WORK ORDER:
Each of the lines below must be restated exactly.

SUPPLIED MATERIAL:
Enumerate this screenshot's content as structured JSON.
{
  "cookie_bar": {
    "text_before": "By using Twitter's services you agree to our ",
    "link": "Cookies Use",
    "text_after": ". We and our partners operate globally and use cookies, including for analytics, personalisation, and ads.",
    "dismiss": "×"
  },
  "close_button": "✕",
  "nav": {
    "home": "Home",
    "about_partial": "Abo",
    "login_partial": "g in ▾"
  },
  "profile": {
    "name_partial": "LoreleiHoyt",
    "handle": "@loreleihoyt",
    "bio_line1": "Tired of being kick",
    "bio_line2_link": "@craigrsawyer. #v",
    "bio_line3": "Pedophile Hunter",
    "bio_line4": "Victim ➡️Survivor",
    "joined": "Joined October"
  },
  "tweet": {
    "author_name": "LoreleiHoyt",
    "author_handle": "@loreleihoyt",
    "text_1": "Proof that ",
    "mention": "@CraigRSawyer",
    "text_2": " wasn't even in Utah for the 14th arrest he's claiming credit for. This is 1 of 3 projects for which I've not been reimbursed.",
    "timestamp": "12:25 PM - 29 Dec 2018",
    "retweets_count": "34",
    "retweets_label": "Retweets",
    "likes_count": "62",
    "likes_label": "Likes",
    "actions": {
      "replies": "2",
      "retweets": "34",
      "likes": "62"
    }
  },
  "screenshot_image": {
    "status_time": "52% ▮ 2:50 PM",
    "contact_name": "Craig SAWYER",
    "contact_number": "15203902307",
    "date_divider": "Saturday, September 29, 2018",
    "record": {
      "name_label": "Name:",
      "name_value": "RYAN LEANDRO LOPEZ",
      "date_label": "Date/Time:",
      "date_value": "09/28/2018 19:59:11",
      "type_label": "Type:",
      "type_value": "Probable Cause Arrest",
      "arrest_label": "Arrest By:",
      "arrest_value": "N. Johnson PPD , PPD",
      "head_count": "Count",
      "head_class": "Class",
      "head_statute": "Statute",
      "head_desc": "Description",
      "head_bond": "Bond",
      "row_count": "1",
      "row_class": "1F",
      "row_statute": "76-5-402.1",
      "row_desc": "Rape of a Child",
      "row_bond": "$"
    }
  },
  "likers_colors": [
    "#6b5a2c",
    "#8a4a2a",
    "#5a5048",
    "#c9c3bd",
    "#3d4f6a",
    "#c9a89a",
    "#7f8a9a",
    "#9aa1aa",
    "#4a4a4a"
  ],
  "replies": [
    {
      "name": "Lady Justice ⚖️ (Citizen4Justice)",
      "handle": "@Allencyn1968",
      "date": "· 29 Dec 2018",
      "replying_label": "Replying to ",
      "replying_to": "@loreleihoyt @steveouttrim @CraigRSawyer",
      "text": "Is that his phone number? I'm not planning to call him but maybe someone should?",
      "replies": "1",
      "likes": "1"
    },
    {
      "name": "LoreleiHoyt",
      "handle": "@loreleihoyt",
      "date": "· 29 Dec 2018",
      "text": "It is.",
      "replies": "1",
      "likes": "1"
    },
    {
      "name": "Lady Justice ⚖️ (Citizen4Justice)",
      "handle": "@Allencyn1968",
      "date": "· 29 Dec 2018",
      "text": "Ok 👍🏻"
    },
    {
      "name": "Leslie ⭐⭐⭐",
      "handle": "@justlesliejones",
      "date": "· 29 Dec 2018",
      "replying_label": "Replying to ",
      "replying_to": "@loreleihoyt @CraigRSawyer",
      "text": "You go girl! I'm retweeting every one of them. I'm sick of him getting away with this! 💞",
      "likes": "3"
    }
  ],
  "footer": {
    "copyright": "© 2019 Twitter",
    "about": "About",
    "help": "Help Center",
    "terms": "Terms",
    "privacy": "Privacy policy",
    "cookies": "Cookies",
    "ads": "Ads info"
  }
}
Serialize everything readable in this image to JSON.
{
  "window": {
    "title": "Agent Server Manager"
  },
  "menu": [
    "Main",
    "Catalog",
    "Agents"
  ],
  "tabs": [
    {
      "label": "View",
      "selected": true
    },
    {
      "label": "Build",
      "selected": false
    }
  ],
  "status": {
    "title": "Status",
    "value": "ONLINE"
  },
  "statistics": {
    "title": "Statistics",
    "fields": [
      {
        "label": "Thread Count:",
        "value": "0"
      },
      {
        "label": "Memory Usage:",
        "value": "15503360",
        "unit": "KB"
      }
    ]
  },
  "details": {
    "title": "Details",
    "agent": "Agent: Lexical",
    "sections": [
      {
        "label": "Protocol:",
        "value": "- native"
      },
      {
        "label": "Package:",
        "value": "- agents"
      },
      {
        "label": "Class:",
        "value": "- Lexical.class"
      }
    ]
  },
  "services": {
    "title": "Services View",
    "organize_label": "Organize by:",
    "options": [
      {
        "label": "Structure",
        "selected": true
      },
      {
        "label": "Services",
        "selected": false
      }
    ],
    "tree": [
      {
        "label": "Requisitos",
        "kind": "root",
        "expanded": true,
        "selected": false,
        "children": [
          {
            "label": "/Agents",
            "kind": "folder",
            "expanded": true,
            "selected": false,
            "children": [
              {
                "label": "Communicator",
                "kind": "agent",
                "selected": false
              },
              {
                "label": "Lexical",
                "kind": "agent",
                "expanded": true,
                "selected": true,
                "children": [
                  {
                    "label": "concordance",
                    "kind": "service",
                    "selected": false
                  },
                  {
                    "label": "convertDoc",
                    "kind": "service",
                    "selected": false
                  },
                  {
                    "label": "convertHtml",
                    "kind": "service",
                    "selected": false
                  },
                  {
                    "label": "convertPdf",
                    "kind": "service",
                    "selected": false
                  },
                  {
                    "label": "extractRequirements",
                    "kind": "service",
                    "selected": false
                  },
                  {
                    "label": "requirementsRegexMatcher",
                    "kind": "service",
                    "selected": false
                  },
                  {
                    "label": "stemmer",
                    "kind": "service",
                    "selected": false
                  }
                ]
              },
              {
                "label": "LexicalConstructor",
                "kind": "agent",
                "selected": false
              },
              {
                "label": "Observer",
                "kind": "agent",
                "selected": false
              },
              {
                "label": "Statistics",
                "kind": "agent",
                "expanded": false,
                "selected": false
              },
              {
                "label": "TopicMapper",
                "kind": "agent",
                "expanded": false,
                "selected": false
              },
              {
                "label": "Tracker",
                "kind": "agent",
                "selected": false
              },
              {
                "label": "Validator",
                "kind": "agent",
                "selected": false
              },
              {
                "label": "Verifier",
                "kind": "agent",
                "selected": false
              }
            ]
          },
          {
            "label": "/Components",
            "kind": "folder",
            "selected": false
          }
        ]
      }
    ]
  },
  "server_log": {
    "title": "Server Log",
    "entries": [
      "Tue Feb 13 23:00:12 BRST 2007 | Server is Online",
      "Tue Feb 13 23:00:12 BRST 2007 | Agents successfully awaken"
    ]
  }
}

EXERCISE RESULT:
Enumerate this screenshot's content as structured JSON.
{
  "cookie_bar": {
    "text_before": "By using Twitter's services you agree to our ",
    "link": "Cookies Use",
    "text_after": ". We and our partners operate globally and use cookies, including for analytics, personalisation, and ads.",
    "dismiss": "×"
  },
  "close_button": "✕",
  "nav": {
    "home": "Home",
    "about_partial": "Abo",
    "login_partial": "g in ▾"
  },
  "profile": {
    "name_partial": "LoreleiHoyt",
    "handle": "@loreleihoyt",
    "bio_line1": "Tired of being kick",
    "bio_line2_link": "@craigrsawyer. #v",
    "bio_line3": "Pedophile Hunter",
    "bio_line4": "Victim ➡️Survivor",
    "joined": "Joined October"
  },
  "tweet": {
    "author_name": "LoreleiHoyt",
    "author_handle": "@loreleihoyt",
    "text_1": "Proof that ",
    "mention": "@CraigRSawyer",
    "text_2": " wasn't even in Utah for the 14th arrest he's claiming credit for. This is 1 of 3 projects for which I've not been reimbursed.",
    "timestamp": "12:25 PM - 29 Dec 2018",
    "retweets_count": "34",
    "retweets_label": "Retweets",
    "likes_count": "62",
    "likes_label": "Likes",
    "actions": {
      "replies": "2",
      "retweets": "34",
      "likes": "62"
    }
  },
  "screenshot_image": {
    "status_time": "52% ▮ 2:50 PM",
    "contact_name": "Craig SAWYER",
    "contact_number": "15203902307",
    "date_divider": "Saturday, September 29, 2018",
    "record": {
      "name_label": "Name:",
      "name_value": "RYAN LEANDRO LOPEZ",
      "date_label": "Date/Time:",
      "date_value": "09/28/2018 19:59:11",
      "type_label": "Type:",
      "type_value": "Probable Cause Arrest",
      "arrest_label": "Arrest By:",
      "arrest_value": "N. Johnson PPD , PPD",
      "head_count": "Count",
      "head_class": "Class",
      "head_statute": "Statute",
      "head_desc": "Description",
      "head_bond": "Bond",
      "row_count": "1",
      "row_class": "1F",
      "row_statute": "76-5-402.1",
      "row_desc": "Rape of a Child",
      "row_bond": "$"
    }
  },
  "likers_colors": [
    "#6b5a2c",
    "#8a4a2a",
    "#5a5048",
    "#c9c3bd",
    "#3d4f6a",
    "#c9a89a",
    "#7f8a9a",
    "#9aa1aa",
    "#4a4a4a"
  ],
  "replies": [
    {
      "name": "Lady Justice ⚖️ (Citizen4Justice)",
      "handle": "@Allencyn1968",
      "date": "· 29 Dec 2018",
      "replying_label": "Replying to ",
      "replying_to": "@loreleihoyt @steveouttrim @CraigRSawyer",
      "text": "Is that his phone number? I'm not planning to call him but maybe someone should?",
      "replies": "1",
      "likes": "1"
    },
    {
      "name": "LoreleiHoyt",
      "handle": "@loreleihoyt",
      "date": "· 29 Dec 2018",
      "text": "It is.",
      "replies": "1",
      "likes": "1"
    },
    {
      "name": "Lady Justice ⚖️ (Citizen4Justice)",
      "handle": "@Allencyn1968",
      "date": "· 29 Dec 2018",
      "text": "Ok 👍🏻"
    },
    {
      "name": "Leslie ⭐⭐⭐",
      "handle": "@justlesliejones",
      "date": "· 29 Dec 2018",
      "replying_label": "Replying to ",
      "replying_to": "@loreleihoyt @CraigRSawyer",
      "text": "You go girl! I'm retweeting every one of them. I'm sick of him getting away with this! 💞",
      "likes": "3"
    }
  ],
  "footer": {
    "copyright": "© 2019 Twitter",
    "about": "About",
    "help": "Help Center",
    "terms": "Terms",
    "privacy": "Privacy policy",
    "cookies": "Cookies",
    "ads": "Ads info"
  }
}
Serialize everything readable in this image to JSON.
{
  "window": {
    "title": "Agent Server Manager"
  },
  "menu": [
    "Main",
    "Catalog",
    "Agents"
  ],
  "tabs": [
    {
      "label": "View",
      "selected": true
    },
    {
      "label": "Build",
      "selected": false
    }
  ],
  "status": {
    "title": "Status",
    "value": "ONLINE"
  },
  "statistics": {
    "title": "Statistics",
    "fields": [
      {
        "label": "Thread Count:",
        "value": "0"
      },
      {
        "label": "Memory Usage:",
        "value": "15503360",
        "unit": "KB"
      }
    ]
  },
  "details": {
    "title": "Details",
    "agent": "Agent: Lexical",
    "sections": [
      {
        "label": "Protocol:",
        "value": "- native"
      },
      {
        "label": "Package:",
        "value": "- agents"
      },
      {
        "label": "Class:",
        "value": "- Lexical.class"
      }
    ]
  },
  "services": {
    "title": "Services View",
    "organize_label": "Organize by:",
    "options": [
      {
        "label": "Structure",
        "selected": true
      },
      {
        "label": "Services",
        "selected": false
      }
    ],
    "tree": [
      {
        "label": "Requisitos",
        "kind": "root",
        "expanded": true,
        "selected": false,
        "children": [
          {
            "label": "/Agents",
            "kind": "folder",
            "expanded": true,
            "selected": false,
            "children": [
              {
                "label": "Communicator",
                "kind": "agent",
                "selected": false
              },
              {
                "label": "Lexical",
                "kind": "agent",
                "expanded": true,
                "selected": true,
                "children": [
                  {
                    "label": "concordance",
                    "kind": "service",
                    "selected": false
                  },
                  {
                    "label": "convertDoc",
                    "kind": "service",
                    "selected": false
                  },
                  {
                    "label": "convertHtml",
                    "kind": "service",
                    "selected": false
                  },
                  {
                    "label": "convertPdf",
                    "kind": "service",
                    "selected": false
                  },
                  {
                    "label": "extractRequirements",
                    "kind": "service",
                    "selected": false
                  },
                  {
                    "label": "requirementsRegexMatcher",
                    "kind": "service",
                    "selected": false
                  },
                  {
                    "label": "stemmer",
                    "kind": "service",
                    "selected": false
                  }
                ]
              },
              {
                "label": "LexicalConstructor",
                "kind": "agent",
                "selected": false
              },
              {
                "label": "Observer",
                "kind": "agent",
                "selected": false
              },
              {
                "label": "Statistics",
                "kind": "agent",
                "expanded": false,
                "selected": false
              },
              {
                "label": "TopicMapper",
                "kind": "agent",
                "expanded": false,
                "selected": false
              },
              {
                "label": "Tracker",
                "kind": "agent",
                "selected": false
              },
              {
                "label": "Validator",
                "kind": "agent",
                "selected": false
              },
              {
                "label": "Verifier",
                "kind": "agent",
                "selected": false
              }
            ]
          },
          {
            "label": "/Components",
            "kind": "folder",
            "selected": false
          }
        ]
      }
    ]
  },
  "server_log": {
    "title": "Server Log",
    "entries": [
      "Tue Feb 13 23:00:12 BRST 2007 | Server is Online",
      "Tue Feb 13 23:00:12 BRST 2007 | Agents successfully awaken"
    ]
  }
}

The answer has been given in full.